Towering high over an assortment of Afghan architectural marvels is the iconic Qutub Minar. Built by Qutub-Ud-Din-Aibak in 1199, with three more storeys added later by his son-in-law, as a monument to give calls for prayer, the Qutub Minar is a 72.5 meter high tribute to Islamic architecture. It's a striking structure of red and buff sandstone, with intricate carvings and inscribed verses from the Koran.
There are other intriguing monuments surrounding it like the Quwwat-ul-Islam Masjid, a mix of Hindu and Islamic design and materials, with Islamic calligraphy and brocaded designs and pillars with Hindu motifs. These pillars were taken from Qila Rai Pithora, the city of the Rajput king, Prithviraj Chauhan.

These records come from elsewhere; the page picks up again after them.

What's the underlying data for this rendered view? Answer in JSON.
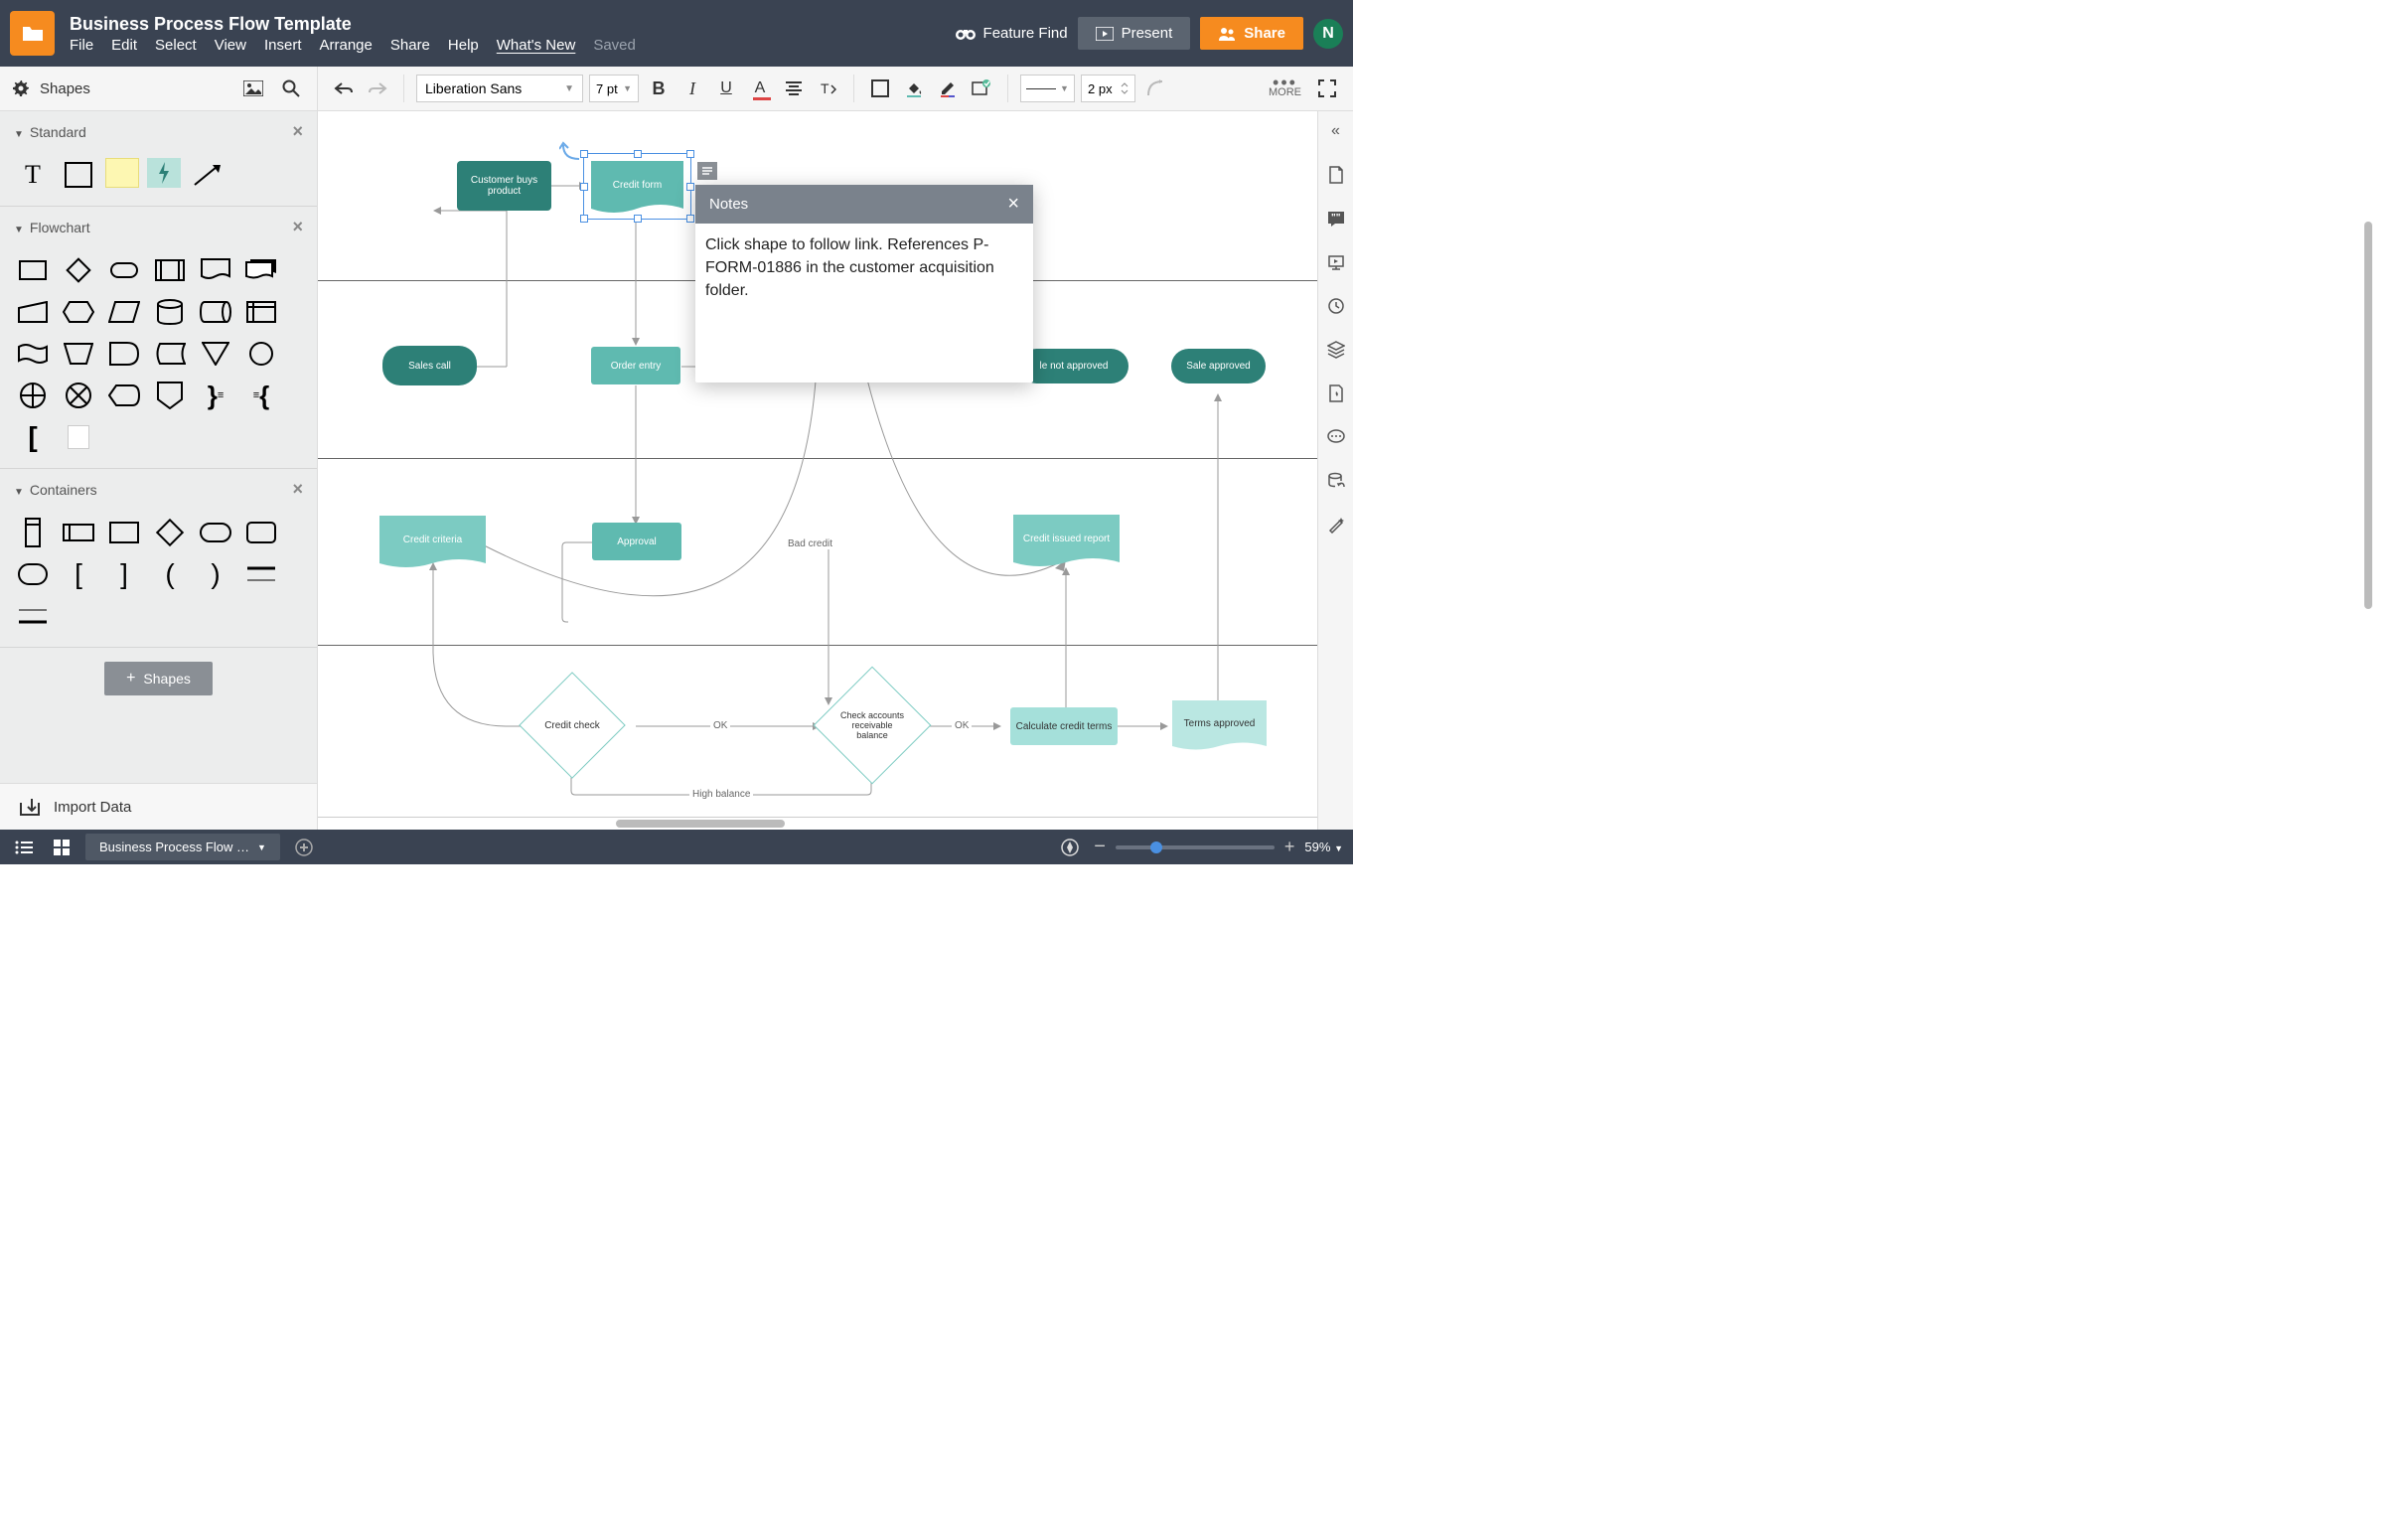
{
  "header": {
    "title": "Business Process Flow Template",
    "menus": [
      "File",
      "Edit",
      "Select",
      "View",
      "Insert",
      "Arrange",
      "Share",
      "Help"
    ],
    "whats_new": "What's New",
    "saved": "Saved",
    "feature_find": "Feature Find",
    "present": "Present",
    "share": "Share",
    "avatar_initial": "N"
  },
  "toolbar": {
    "shapes_label": "Shapes",
    "font": "Liberation Sans",
    "font_size": "7 pt",
    "line_width": "2 px",
    "more": "MORE"
  },
  "sidebar": {
    "section_standard": "Standard",
    "section_flowchart": "Flowchart",
    "section_containers": "Containers",
    "shapes_btn": "Shapes",
    "import_data": "Import Data"
  },
  "canvas": {
    "nodes": {
      "sales_call": "Sales call",
      "customer_buys": "Customer buys product",
      "credit_form": "Credit form",
      "order_entry": "Order entry",
      "sale_not_approved": "le not approved",
      "sale_approved": "Sale approved",
      "credit_criteria": "Credit criteria",
      "approval": "Approval",
      "credit_issued": "Credit issued report",
      "credit_check": "Credit check",
      "check_accounts": "Check accounts receivable balance",
      "calculate_terms": "Calculate credit terms",
      "terms_approved": "Terms approved"
    },
    "edge_labels": {
      "bad_credit": "Bad credit",
      "ok1": "OK",
      "ok2": "OK",
      "high_balance": "High balance"
    }
  },
  "notes": {
    "title": "Notes",
    "body": "Click shape to follow link. References P-FORM-01886 in the customer acquisition folder."
  },
  "footer": {
    "tab_name": "Business Process Flow …",
    "zoom": "59%"
  }
}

The Iron Pillar, which has never rusted through hundreds of years, in the courtyard of the mosque, as well the unfinished Alai Minar, the ornamental entrance to the complex, Alai Darwaza. The tombs and the madrasa are added attractions around the Qutub Minar and contribute to the haunting beauty of the area.